What Was Said
“Berries, Apples May Aid Weight Loss,” “Vitamin E Could Protect Against Liver Cancer,” “Eating Chocolate ‘Improves Brain Function’” — you’ve seen the headlines; maybe you’ve clicked on some of them. These stories often cite studies from observational epidemiology that use one of a few large-scale surveys tracking people’s diets alongside outcomes like weight change.
The Problem With That
These data sets, like the National Health and Nutrition Examination Survey and the Nurses’ Health Study, routinely get mined by hundreds of scientist teams. John Ioannidis, a doctor who studies research accuracy at Stanford University, thinks this approach produces too much fool’s gold. “You’re practically doomed to get false positives, if you run enough analyses,” says Ioannidis of so many scientists quarrying in the same data. If 100 teams analyze the same large survey for associations between a single alleged superfood (Kale! Açai berries!) and weight loss, for example, the standard 5 percent margin of error used for many science studies means 5 positive results will be the result of chance.
What to Do About It

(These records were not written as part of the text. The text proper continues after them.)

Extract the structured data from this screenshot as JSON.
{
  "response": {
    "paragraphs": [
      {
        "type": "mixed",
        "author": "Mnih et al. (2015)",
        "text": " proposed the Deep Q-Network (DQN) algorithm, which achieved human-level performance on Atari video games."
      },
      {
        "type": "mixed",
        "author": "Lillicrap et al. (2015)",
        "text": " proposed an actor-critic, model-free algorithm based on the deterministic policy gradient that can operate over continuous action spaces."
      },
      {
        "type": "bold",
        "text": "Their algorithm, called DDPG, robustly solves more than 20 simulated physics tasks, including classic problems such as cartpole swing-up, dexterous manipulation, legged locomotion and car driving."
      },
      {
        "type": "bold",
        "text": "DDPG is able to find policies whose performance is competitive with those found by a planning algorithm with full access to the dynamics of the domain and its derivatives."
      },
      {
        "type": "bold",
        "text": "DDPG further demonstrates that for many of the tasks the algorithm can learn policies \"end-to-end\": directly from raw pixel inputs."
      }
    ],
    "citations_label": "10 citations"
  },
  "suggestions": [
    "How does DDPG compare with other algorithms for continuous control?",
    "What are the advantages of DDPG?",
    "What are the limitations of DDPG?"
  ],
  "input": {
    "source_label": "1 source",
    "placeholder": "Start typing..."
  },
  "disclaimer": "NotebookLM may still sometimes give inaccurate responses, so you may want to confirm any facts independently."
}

Ioannidis proposes a bold solution. Instead of rewarding survey projects with funding for spawning hundreds of studies, stop funding one-nutrient observational epidemiology altogether. We’d be better off devoting more research dollars and time to fewer, better-designed studies, he argued in an op-ed published in the journal Obesity in April. It’s hard enough to figure out what works to lose weight and keep it off. Trimming the research of barely helpful, potentially flawed studies could make this journey a little easier.